-- Provided records follows --
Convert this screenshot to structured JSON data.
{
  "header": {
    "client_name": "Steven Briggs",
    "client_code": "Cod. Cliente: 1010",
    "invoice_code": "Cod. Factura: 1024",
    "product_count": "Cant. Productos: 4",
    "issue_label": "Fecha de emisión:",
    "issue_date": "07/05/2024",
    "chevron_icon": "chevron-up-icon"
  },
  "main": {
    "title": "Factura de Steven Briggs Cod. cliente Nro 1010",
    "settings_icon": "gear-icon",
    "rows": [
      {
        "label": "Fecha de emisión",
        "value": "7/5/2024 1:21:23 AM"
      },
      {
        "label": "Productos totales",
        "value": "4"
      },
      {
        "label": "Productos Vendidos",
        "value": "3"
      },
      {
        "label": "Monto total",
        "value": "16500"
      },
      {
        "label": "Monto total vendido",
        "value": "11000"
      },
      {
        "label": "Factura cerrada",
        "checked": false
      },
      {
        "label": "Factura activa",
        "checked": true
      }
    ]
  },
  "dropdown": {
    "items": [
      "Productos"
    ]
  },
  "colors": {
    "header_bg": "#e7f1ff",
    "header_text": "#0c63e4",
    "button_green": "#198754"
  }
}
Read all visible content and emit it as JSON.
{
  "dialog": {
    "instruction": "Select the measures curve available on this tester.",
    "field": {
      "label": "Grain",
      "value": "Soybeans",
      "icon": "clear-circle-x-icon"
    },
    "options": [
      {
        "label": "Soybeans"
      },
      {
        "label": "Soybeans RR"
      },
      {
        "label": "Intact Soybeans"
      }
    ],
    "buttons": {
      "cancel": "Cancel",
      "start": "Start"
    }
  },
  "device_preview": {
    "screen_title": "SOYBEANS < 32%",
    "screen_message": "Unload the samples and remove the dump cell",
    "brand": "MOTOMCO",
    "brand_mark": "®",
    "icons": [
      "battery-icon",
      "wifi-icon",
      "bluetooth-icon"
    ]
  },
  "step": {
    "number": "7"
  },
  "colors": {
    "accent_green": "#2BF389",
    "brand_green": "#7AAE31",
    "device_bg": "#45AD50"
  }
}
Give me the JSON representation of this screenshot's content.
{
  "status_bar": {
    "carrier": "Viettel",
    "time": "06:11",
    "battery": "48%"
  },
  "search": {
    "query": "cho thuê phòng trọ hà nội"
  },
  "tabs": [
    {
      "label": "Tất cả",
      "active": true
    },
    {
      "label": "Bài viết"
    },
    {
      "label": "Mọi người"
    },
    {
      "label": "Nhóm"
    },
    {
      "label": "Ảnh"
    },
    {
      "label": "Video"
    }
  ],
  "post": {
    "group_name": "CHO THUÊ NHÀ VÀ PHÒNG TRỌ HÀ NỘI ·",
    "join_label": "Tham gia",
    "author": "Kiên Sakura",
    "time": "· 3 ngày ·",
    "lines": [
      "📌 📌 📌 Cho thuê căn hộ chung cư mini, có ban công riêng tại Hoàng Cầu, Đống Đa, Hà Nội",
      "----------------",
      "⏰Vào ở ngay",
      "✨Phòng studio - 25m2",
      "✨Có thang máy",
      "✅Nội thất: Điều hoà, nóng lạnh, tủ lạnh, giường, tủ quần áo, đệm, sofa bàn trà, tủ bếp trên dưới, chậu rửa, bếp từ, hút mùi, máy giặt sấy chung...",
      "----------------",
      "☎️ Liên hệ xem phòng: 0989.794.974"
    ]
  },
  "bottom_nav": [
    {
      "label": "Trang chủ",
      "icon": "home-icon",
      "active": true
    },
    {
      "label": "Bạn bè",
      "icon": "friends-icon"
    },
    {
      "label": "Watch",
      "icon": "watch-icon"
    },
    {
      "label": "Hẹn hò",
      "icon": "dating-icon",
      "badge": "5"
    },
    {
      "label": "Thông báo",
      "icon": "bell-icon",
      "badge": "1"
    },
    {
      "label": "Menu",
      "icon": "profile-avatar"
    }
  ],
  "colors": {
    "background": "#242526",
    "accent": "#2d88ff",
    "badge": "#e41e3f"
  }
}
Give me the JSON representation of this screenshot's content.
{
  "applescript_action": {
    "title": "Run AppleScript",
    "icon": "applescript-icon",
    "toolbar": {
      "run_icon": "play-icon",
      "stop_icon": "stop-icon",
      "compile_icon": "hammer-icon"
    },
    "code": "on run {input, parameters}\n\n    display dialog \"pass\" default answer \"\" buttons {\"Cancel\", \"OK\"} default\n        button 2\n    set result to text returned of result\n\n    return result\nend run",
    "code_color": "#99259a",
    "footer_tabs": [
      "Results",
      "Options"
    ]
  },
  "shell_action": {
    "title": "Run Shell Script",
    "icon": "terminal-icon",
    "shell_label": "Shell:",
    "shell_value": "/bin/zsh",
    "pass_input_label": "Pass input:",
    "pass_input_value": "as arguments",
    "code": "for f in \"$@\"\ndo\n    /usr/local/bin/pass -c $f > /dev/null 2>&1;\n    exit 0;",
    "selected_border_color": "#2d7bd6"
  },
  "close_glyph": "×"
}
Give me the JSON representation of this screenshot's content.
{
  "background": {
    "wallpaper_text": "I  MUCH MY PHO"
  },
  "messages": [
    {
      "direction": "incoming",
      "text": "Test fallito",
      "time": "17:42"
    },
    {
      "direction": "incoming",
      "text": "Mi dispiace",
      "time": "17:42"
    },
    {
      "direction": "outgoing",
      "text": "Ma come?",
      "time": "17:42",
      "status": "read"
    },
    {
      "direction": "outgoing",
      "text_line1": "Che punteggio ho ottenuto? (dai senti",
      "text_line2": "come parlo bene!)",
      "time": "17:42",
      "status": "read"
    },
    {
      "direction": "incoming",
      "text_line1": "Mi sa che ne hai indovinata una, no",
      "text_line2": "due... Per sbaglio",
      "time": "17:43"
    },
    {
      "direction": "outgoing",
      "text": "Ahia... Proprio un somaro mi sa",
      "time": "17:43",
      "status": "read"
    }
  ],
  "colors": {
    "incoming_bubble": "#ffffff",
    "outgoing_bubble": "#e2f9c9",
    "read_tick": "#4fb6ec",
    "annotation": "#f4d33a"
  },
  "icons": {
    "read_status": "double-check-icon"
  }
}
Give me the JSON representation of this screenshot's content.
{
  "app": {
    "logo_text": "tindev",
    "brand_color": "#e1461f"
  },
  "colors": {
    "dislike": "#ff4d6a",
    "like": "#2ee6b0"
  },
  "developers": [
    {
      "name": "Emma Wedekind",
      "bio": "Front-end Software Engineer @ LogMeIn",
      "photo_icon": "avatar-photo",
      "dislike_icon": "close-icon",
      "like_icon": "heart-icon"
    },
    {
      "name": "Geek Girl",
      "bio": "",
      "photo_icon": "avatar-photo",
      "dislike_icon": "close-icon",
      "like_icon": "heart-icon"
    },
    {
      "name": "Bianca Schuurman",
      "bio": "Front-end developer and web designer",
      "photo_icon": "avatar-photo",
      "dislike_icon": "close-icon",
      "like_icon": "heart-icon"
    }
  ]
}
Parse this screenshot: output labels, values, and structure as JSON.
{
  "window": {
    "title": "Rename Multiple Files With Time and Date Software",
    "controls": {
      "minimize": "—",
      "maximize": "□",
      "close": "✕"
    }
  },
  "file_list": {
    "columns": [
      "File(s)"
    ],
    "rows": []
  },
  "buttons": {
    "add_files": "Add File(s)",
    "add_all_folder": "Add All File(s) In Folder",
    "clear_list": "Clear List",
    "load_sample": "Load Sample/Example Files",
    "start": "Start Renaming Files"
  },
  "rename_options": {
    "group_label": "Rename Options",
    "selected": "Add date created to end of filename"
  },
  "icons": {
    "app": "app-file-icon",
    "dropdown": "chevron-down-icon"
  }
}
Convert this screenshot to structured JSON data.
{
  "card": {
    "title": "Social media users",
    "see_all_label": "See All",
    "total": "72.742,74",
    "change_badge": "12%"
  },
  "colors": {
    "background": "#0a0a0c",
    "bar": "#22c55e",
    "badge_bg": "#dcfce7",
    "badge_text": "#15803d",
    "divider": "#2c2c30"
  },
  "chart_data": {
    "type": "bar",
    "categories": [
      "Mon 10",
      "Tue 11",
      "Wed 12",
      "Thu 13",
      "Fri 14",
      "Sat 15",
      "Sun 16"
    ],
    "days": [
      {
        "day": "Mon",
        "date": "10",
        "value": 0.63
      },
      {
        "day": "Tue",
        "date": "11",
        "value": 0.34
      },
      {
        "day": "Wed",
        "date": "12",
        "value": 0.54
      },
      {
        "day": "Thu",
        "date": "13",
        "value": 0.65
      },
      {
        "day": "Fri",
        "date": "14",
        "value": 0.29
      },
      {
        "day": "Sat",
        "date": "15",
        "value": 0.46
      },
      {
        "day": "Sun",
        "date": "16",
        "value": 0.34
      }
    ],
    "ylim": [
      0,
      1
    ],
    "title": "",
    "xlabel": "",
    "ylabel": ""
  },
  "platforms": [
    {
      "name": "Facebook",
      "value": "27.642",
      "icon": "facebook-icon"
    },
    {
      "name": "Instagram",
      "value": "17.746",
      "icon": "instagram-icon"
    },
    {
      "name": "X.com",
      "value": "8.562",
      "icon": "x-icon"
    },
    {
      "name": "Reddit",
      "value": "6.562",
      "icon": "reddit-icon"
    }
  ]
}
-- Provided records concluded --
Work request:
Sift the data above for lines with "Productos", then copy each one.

Result of this exercise:
    "product_count": "Cant. Productos: 4",
        "label": "Productos totales",
        "label": "Productos Vendidos",
      "Productos"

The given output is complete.